If you decide to file a discrimination complaint, you must do so within 15 days from the day you received notice from your EEO Counselor about how to file a complaint. This notice is sent to you after your final interview with the EEO Counselor. You must file your complaint at the same EEO Office where you received counseling. The 15-day deadline for filing a complaint is calculated in calendar days starting the day after you receive the notice. If the 15th calendar day falls on a Saturday, Sunday, or federal holiday, then the last day of the deadline is the next business day. The agency is required to give you a reasonable amount of time during work hours to prepare the complaint. If you feel that you have not been given a reasonable amount of time, contact the agency's EEO Director or EEOC's Office of Federal Operations.
Your discrimination complaint must contain the following:
After your complaint is filed, the agency will send you a letter letting you know it received your complaint.
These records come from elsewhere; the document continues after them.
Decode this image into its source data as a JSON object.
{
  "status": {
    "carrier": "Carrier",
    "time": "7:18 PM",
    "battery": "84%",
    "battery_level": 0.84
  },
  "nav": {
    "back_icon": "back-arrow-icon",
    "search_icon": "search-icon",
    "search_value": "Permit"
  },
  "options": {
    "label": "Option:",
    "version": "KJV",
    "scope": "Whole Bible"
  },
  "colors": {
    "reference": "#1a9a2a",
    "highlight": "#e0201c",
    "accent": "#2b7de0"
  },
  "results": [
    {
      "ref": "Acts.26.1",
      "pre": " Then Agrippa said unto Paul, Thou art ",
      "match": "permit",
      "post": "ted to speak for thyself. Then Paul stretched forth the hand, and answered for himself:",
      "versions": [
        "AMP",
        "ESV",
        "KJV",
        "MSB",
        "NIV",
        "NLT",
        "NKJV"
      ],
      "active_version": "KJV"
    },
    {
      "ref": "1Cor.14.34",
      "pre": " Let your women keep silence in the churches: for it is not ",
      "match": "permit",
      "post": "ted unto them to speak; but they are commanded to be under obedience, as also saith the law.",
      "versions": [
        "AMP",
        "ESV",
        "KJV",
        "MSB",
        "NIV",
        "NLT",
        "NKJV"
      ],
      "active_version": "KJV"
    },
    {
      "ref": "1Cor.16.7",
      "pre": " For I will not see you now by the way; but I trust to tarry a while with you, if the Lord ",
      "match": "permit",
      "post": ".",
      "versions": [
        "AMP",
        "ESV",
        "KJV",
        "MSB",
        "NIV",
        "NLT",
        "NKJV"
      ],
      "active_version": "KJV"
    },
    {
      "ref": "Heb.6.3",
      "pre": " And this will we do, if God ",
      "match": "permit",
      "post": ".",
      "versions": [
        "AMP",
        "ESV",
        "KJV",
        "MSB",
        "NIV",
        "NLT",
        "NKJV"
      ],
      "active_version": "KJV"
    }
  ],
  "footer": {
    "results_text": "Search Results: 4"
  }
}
The agency will also review the complaint and decide whether your case should be dismissed for a procedural reason (for example, your claim was filed too late). If the agency doesn't dismiss your complaint, it will investigate it. If the agency does dismiss your complaint, you will receive information about how to appeal the dismissal. Should the agency dismiss your complaint without an investigation, you have 30 days from the day you receive the agency's dismissal to appeal.
In some cases, an agency will dismiss only part of the complaint and continue processing the rest. In this situation, you must wait until the agency issues its final order on all the claims in your complaint before appealing the partial dismissal.
The agency has 180 days from the day you filed your complaint to finish its investigation. The investigation may be extended by another 180 days if new events are added to your complaint or if you file new complaints that must be added to your original complaint for investigation. You also have the right to agree to an extension of up to 90 days.
When the investigation is finished, the agency will give you two choices: either request a hearing before an EEOC Administrative Judge or ask the agency to issue a decision as to whether discrimination occurred.
If more than 180 days pass and the agency has not yet finished its investigation, you can wait for the agency to complete its investigation, ask for a hearing, or file a lawsuit in federal district court. Once you ask for a hearing, the complaint will be handled by an EEOC Administrative Judge.
The role of the agency investigator is to gather information related to your complaint. Agency investigators do not decide your case. Instead, they are responsible for gathering the evidence needed to decide whether you were discriminated against.
At any time during the complaint process, the agency can offer to settle your complaint. You are not required to accept a settlement offer.
If you and the agency settle your complaint, it will be dismissed and no further action will be taken. Both you and the agency will be required to do what you promised to do in the agreement.
If an agency does not comply in some way with the terms of your settlement agreement, notify the agency's EEO Director. You have 30 days from the day you first learned of the agency's failure to comply to give the EEO Director this notice.
The agency must respond to you in writing to try and settle the conflict. If the agency does not respond, or if you are not satisfied with the agency's response, you can appeal to EEOC's Office of Federal Operations for a decision about whether the agency has complied with the terms of the settlement agreement. You must file your appeal within 30 days from the day you receive the agency's response or, if the agency does not respond, after 35 days have passed from the day you notified the agency's EEO Director of the agency's failure to comply. You must give the agency a copy of your appeal. The agency will then have 30 days to respond.
Although you don't have to be represented by a lawyer during the complaint process, you have the right to have a lawyer if you want one. You can also ask someone who is not a lawyer to represent you, or you can represent yourself. The EEOC will not represent you during the complaint process, and we will not appoint a lawyer to represent you.
If new events that you believe are discriminatory take place after you file your complaint, you can add them to your complaint. This is called "amending" a complaint. To amend your complaint, you should write the agency's EEO Office, describe what happened, and ask that the new events be included in your complaint.
After your letter is received, the EEO Office will either add the new events to your complaint or send you to EEO counseling to discuss them with an EEO Counselor. If you are sent to counseling and the matter cannot be settled there, you have the right to file a new complaint that includes the new events. The new complaint will later be combined with the original complaint.
If you have more than one discrimination complaint against an agency, the agency's EEO Office must investigate your complaints together. This is to ensure that they are investigated as quickly and as efficiently as possible. The EEO Office will notify you before the complaints are combined.